Arc Flash Analysis is extremely important in power systems and electric facilities (including any other facility that is comprised of major electrical components) especially for upholding the safety and well-being, including protecting electrical workers from electrical arc bursts and hazardous conditions. OSHA, NFPA, NEC, and others require arc flash studies to be performed with arc flash warning labels to be placed on the exterior of electrical equipment, cabinets, and panels indicating the proper PPE required for ensuring the safety of employees, contractors, and vendors. There are several software packages available that can aid the power professional in performing an arc flash analysis.
MCCs are most widely used in the utilities, manufacturing, industrial, and large commercial industries that operate machinery and motors. MCCs offer enormous flexibility across differing industries and are suitable for many applications, such as: utilities, communications, oil, gas, chemical, pulp, paper, water, waste, mining, metals, industrial production, and mass-production manufacturing. MCCs are used to house various power distribution equipment and controls such as: main distribution panels (MDPs), main circuit breakers (MCBs), protective relaying, transformers, load centers, panelboards, etc.
Its always important to utilize best design and CAD drafting practices when involved in creating design drawings for various industries, such as: utilities, industrial, commercial, residential, and others. Performing CAD designs for drawings in separate disciplines can be modified or created with different software package suites, like: AutoCAD, Revit, MicroStation, SolidWorks, Visio, etc. These electronic CAD tools help make the CAD designers' job easier and still requires self-checking and reviews from the CAD operator for ensuring the highest quality and accuracy.

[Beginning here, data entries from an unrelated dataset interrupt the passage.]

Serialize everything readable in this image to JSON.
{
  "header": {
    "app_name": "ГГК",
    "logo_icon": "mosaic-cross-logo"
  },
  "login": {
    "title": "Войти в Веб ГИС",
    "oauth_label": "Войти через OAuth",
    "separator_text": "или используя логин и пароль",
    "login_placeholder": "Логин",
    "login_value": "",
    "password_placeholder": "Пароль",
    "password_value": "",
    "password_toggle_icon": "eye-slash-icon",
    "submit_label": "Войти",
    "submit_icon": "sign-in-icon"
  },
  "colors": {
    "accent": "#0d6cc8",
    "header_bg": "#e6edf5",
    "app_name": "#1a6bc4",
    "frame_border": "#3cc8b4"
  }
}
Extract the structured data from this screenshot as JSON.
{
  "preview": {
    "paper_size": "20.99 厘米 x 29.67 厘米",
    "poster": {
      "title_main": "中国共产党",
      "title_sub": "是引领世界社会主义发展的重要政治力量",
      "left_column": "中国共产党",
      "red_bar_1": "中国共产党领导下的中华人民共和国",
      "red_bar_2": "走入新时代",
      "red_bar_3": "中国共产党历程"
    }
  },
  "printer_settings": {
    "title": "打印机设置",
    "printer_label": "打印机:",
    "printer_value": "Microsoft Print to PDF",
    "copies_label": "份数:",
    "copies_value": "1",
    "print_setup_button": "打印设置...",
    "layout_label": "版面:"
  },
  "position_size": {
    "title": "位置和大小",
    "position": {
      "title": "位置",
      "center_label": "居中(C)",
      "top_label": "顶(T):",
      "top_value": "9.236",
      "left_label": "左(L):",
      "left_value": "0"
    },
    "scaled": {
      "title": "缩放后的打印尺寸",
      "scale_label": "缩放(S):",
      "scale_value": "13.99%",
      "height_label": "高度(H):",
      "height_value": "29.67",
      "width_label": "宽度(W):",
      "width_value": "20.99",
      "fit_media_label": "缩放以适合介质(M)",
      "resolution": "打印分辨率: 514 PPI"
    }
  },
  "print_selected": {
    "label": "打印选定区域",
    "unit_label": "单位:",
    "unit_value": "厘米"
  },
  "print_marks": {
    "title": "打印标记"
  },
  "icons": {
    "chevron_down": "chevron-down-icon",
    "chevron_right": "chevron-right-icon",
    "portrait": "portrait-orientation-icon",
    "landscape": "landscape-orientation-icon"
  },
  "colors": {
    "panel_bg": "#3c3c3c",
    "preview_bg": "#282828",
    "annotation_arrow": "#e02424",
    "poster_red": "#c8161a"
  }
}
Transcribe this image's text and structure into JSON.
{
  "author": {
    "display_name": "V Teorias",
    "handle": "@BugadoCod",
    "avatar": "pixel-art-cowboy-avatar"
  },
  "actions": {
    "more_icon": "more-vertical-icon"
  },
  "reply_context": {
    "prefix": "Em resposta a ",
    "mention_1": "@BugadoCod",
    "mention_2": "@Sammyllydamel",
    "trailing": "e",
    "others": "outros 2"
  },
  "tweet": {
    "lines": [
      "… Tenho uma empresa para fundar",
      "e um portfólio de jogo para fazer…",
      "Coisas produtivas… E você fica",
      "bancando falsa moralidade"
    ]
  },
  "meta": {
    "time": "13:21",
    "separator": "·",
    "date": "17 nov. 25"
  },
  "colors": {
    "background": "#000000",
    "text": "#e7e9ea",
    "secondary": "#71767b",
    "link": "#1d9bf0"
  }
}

These drafting and design practice tips explained here can help improve your CAD drawings' clarity and accuracy, including saving you time and efforts in preventing rework and redraws.
Many wonder exactly how the electric power grid works from generation to transmission to distribution and to the end users. There is more to electricity than simply turning on a light switch. Electric power has given us many conveniences and has improved our quality of life forever more, sometimes more than we can imagine. This provides a basic explanation of the electric power grid.
When including security controls into a SCADA system design, it is sometimes difficult to separate design goals from security requirements. The foremost goal for a SCADA system is to provide protection, automation, and data acquisition. This paper discusses major vulnerabilities and cybersecurity considerations that require proper analysis when designing and implementing a secure IEC-61850 standard-based SCADA system within a power substation.
The OT and IT convergence are a reality due to the integrated and complex computing networking and communications taking place within OT environments. This paper reviews some of the major security challenges facing OT and IT convergence with power utilities, particularly within smart grid (SG) and smart substation environments.